# [To do]
Every entry should be repeated exactly. Omit the pictures.

----- Materials provided -----

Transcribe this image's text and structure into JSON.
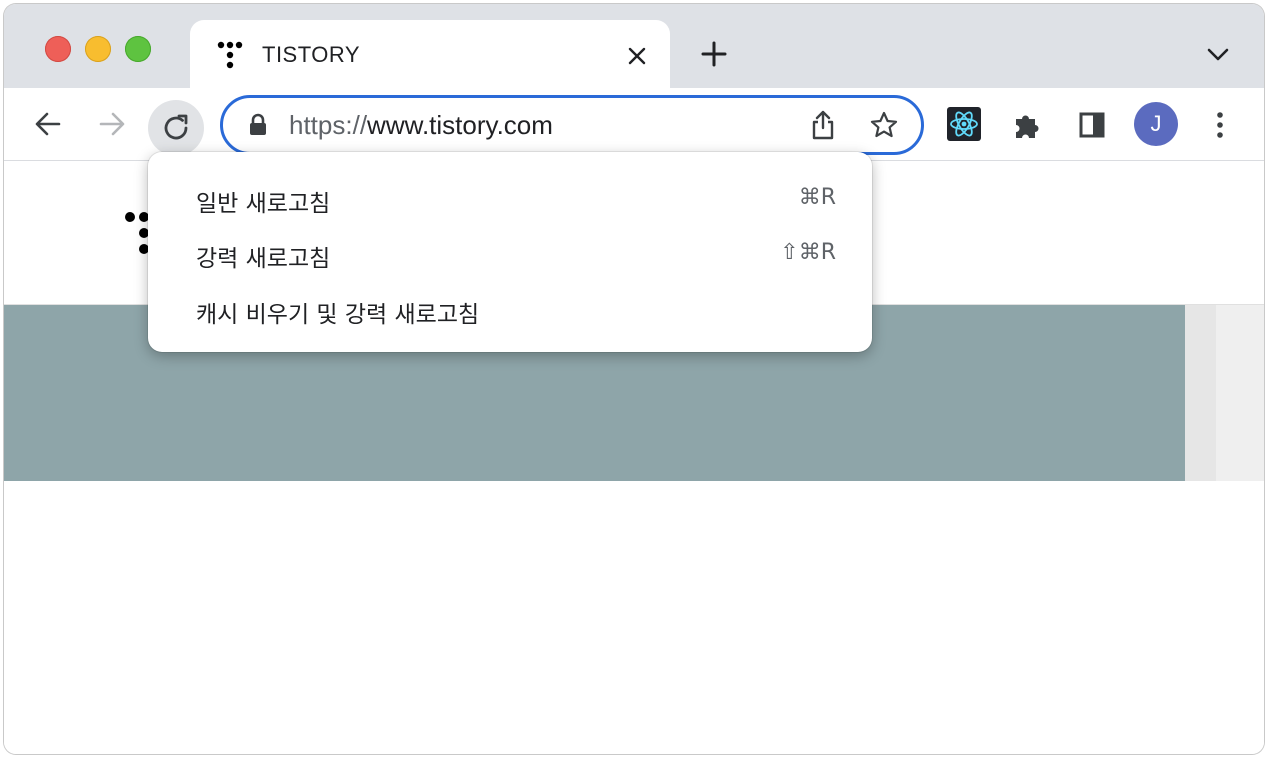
{
  "tab": {
    "title": "TISTORY",
    "favicon": "tistory-dots-icon"
  },
  "toolbar": {
    "url_scheme": "https://",
    "url_host": "www.tistory.com",
    "profile_initial": "J"
  },
  "reload_menu": {
    "items": [
      {
        "label": "일반 새로고침",
        "shortcut": "⌘R"
      },
      {
        "label": "강력 새로고침",
        "shortcut": "⇧⌘R"
      },
      {
        "label": "캐시 비우기 및 강력 새로고침",
        "shortcut": ""
      }
    ]
  },
  "colors": {
    "accent": "#2a6ad8",
    "tabstrip": "#dee1e6",
    "banner": "#8ea5a9",
    "avatar": "#5b6bbf"
  }
}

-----

# [Written answer]
Transcribe this image's text and structure into JSON.
{
  "tab": {
    "title": "TISTORY",
    "favicon": "tistory-dots-icon"
  },
  "toolbar": {
    "url_scheme": "https://",
    "url_host": "www.tistory.com",
    "profile_initial": "J"
  },
  "reload_menu": {
    "items": [
      {
        "label": "일반 새로고침",
        "shortcut": "⌘R"
      },
      {
        "label": "강력 새로고침",
        "shortcut": "⇧⌘R"
      },
      {
        "label": "캐시 비우기 및 강력 새로고침",
        "shortcut": ""
      }
    ]
  },
  "colors": {
    "accent": "#2a6ad8",
    "tabstrip": "#dee1e6",
    "banner": "#8ea5a9",
    "avatar": "#5b6bbf"
  }
}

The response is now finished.